  • Lincoln Days: Mansfield wins Lincoln Lookalike for third year

    This year's Lincoln Days Festival honoring Hodgenville's famous native son was marked by cool temperatures, a light breeze and sunny skies.

    The Saturday morning crowd appeared light but picked up as visitors arrived for the 2 p.m. parade.

    Seven men vied for the coveted title of Lincoln Lookalike while three women competed for the Mary Todd Lookalike contest.

    John Mansfield of Nashville, Tenn., won his third title. He won in 2006 and 2008 and also won the oratory contest back-to-back in 2007 and 2008.

  • Childhood obesity creates long term health problems

    Childhood obesity has more than tripled in the past 30 years. The percentage of children aged 6-11 years in the United States who were obese increased from 7 percent in 1980 to nearly 20 percent in 2008. Similarly, the percentage of adolescents aged 12-19 years who were obese increased from 5 percent to 18 percent over the same period.

  • Adyani wins Farm Bureau talent contest

    The LaRue County Farm Bureau Variety Show was held Sept. 24 in conjunction with the annual meeting.

    First place was Amanda Adyani singing Taylor Swift’s "Our Song." She is the daughter of Bonnie and Jason Wolford. She will represent LaRue County at the Kentucky Farm Bureau District 3 contest on Nov. 3 in Grayson County.

    Second place was Rachel Sheffer with a dance performance of "To the Sky." Third Place was Caleb Sheffer with a dramatic interpretation of "A Ref’s Point of View – Volger on the Line."

  • COLUMN: God wants us to love the unlovable

    An actor was playing the part of Christ in an outdoor drama in the Ozarks. He was carrying the cross up the hill when a tourist began heckling him. Finally, the actor playing Christ laid his cross down and went over and punched out the heckler.

    The director said, “I know he was a pest, but we can't have the person playing Christ doing this, because Christ did not retaliate. If you do his again, you are fired.”

  • Billboard suit awaits Kentucky Supreme Court review

    Jimmy Harston owns three billboards in the counties of LaRue ("Hell Is Real"), Hart ("If you died today where would you spend eternity") and Warren ("Jesus Saves").

    In 2008, the Kentucky Transportation Cabinet filed a civil suit to force Harston to remove the billboards because Harston did not have a permit to erect the signs. Harston has argued he was told he didn't need a permit because the billboards are a ministry to the traveling public and do not advertise anything.

  • PHOTO: Hometown Wireless holds ribbon-cutting ceremony

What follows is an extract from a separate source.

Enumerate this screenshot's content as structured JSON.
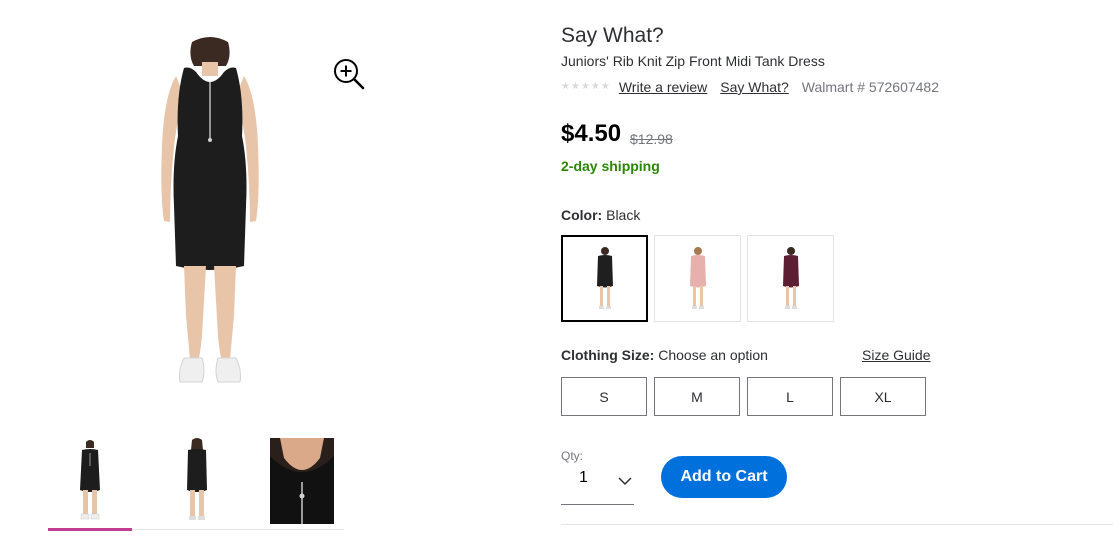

    Hometown Wireless on Shawnee Drive, Hodgenville, celebrated its grand opening Friday with a ribbon-cutting sponsored by the LaRue County Chamber of Commerce. Among those attending are Jim Ferrie and Diane Ferrie, owners; Jill Givan, Stephanie Thomas, Andrea Coomer, Tammy Fischer, Michael Fischer, Nina Cundiff, Stephanie Rock, Jessica Davis, Ramona Coffey, Tommy Turner, Candis Carpenter, Bob Sims.

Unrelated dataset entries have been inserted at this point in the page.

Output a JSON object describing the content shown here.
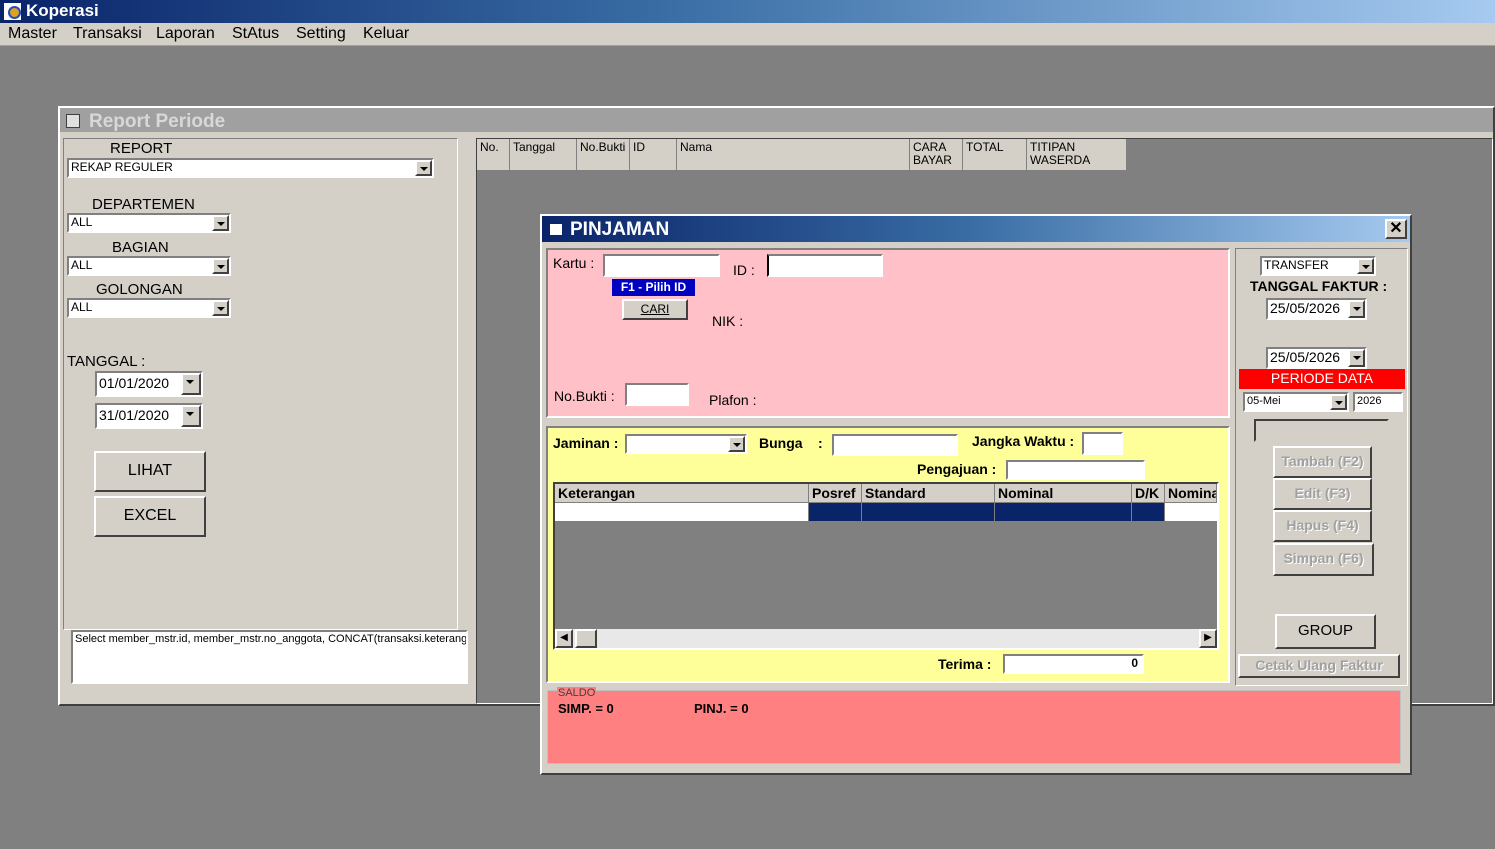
{
  "app": {
    "title": "Koperasi"
  },
  "menu": [
    "Master",
    "Transaksi",
    "Laporan",
    "StAtus",
    "Setting",
    "Keluar"
  ],
  "report_window": {
    "title": "Report Periode",
    "report_label": "REPORT",
    "report_value": "REKAP REGULER",
    "departemen_label": "DEPARTEMEN",
    "departemen_value": "ALL",
    "bagian_label": "BAGIAN",
    "bagian_value": "ALL",
    "golongan_label": "GOLONGAN",
    "golongan_value": "ALL",
    "tanggal_label": "TANGGAL :",
    "date_from": "01/01/2020",
    "date_to": "31/01/2020",
    "lihat_label": "LIHAT",
    "excel_label": "EXCEL",
    "sql_text": "Select member_mstr.id, member_mstr.no_anggota, CONCAT(transaksi.keterangan,",
    "columns": [
      "No.",
      "Tanggal",
      "No.Bukti",
      "ID",
      "Nama",
      "CARA BAYAR",
      "TOTAL",
      "TITIPAN WASERDA"
    ]
  },
  "pinjaman": {
    "title": "PINJAMAN",
    "kartu_label": "Kartu :",
    "kartu_value": "",
    "id_label": "ID :",
    "id_value": "",
    "f1_label": "F1 - Pilih ID",
    "cari_label": "CARI",
    "nik_label": "NIK :",
    "nobukti_label": "No.Bukti :",
    "nobukti_value": "",
    "plafon_label": "Plafon :",
    "jaminan_label": "Jaminan :",
    "jaminan_value": "",
    "bunga_label": "Bunga",
    "bunga_colon": ":",
    "bunga_value": "",
    "jangka_label": "Jangka Waktu :",
    "jangka_value": "",
    "pengajuan_label": "Pengajuan :",
    "pengajuan_value": "",
    "grid_columns": [
      "Keterangan",
      "Posref",
      "Standard",
      "Nominal",
      "D/K",
      "Nomina"
    ],
    "terima_label": "Terima :",
    "terima_value": "0",
    "saldo_label": "SALDO",
    "simp_text": "SIMP. = 0",
    "pinj_text": "PINJ. = 0",
    "transfer_value": "TRANSFER",
    "tanggal_faktur_label": "TANGGAL  FAKTUR :",
    "tanggal_faktur_value": "25/05/2026",
    "date2_value": "25/05/2026",
    "periode_data_label": "PERIODE DATA",
    "periode_month": "05-Mei",
    "periode_year": "2026",
    "tambah_label": "Tambah (F2)",
    "edit_label": "Edit (F3)",
    "hapus_label": "Hapus (F4)",
    "simpan_label": "Simpan (F6)",
    "group_label": "GROUP",
    "cetak_label": "Cetak Ulang Faktur"
  },
  "colors": {
    "pink_panel": "#ffc0c8",
    "yellow_panel": "#ffff99",
    "saldo_panel": "#ff8080",
    "periode_red": "#ff0000",
    "f1_blue": "#0000c0",
    "grid_selected": "#0a246a"
  }
}
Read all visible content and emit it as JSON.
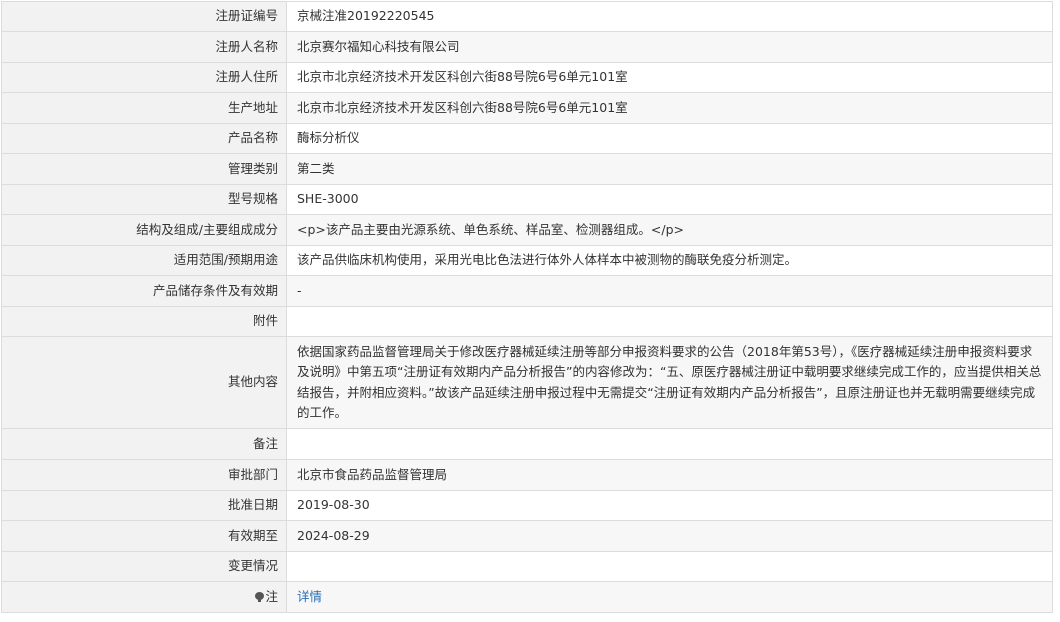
{
  "rows": [
    {
      "label": "注册证编号",
      "value": "京械注准20192220545"
    },
    {
      "label": "注册人名称",
      "value": "北京赛尔福知心科技有限公司"
    },
    {
      "label": "注册人住所",
      "value": "北京市北京经济技术开发区科创六街88号院6号6单元101室"
    },
    {
      "label": "生产地址",
      "value": "北京市北京经济技术开发区科创六街88号院6号6单元101室"
    },
    {
      "label": "产品名称",
      "value": "酶标分析仪"
    },
    {
      "label": "管理类别",
      "value": "第二类"
    },
    {
      "label": "型号规格",
      "value": "SHE-3000"
    },
    {
      "label": "结构及组成/主要组成成分",
      "value": "<p>该产品主要由光源系统、单色系统、样品室、检测器组成。</p>"
    },
    {
      "label": "适用范围/预期用途",
      "value": "该产品供临床机构使用，采用光电比色法进行体外人体样本中被测物的酶联免疫分析测定。"
    },
    {
      "label": "产品储存条件及有效期",
      "value": "-"
    },
    {
      "label": "附件",
      "value": ""
    },
    {
      "label": "其他内容",
      "value": "依据国家药品监督管理局关于修改医疗器械延续注册等部分申报资料要求的公告（2018年第53号），《医疗器械延续注册申报资料要求及说明》中第五项“注册证有效期内产品分析报告”的内容修改为：“五、原医疗器械注册证中载明要求继续完成工作的，应当提供相关总结报告，并附相应资料。”故该产品延续注册申报过程中无需提交“注册证有效期内产品分析报告”，且原注册证也并无载明需要继续完成的工作。"
    },
    {
      "label": "备注",
      "value": ""
    },
    {
      "label": "审批部门",
      "value": "北京市食品药品监督管理局"
    },
    {
      "label": "批准日期",
      "value": "2019-08-30"
    },
    {
      "label": "有效期至",
      "value": "2024-08-29"
    },
    {
      "label": "变更情况",
      "value": ""
    }
  ],
  "note_row": {
    "label": "注",
    "link_text": "详情",
    "icon": "lightbulb-icon"
  },
  "colors": {
    "label_bg": "#f2f2f2",
    "alt_row_bg": "#f7f7f7",
    "border": "#dcdcdc",
    "link": "#2a6ebb"
  }
}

  • PHOTO: Magnolia Mall holds ribbon-cutting

  • COLUMN: Be glad in the Lord and shout for joy

    But now I come to you and these things I speak in the world that they may have my joy fulfilled in themselves. John 17:13

    Did you know that worry-warts usually have a higher than average IQ? But they also tend to have a bad case of the “what-ifs.”

    “What if I wreck the car … or get sick … or lose my job … or don’t measure up to the challenge?”’

    Now most of this stuff never actually happens but the fear of it overwhelms them and prevents them from living life now.

  • Farmer vs. a farmer in race for ag commissioner

    One candidate to be Kentucky's Commissioner of Agriculture has done stand-up comedy. His opponent thinks his campaign is a joke.

    The Democratic candidate, Robert “Bob” Farmer of Louisville operates his own marketing firm, in addition to his occasional comedy performances. James Comer of Monroe County, the Republican candidate, is a farmer who has also served as a state representative.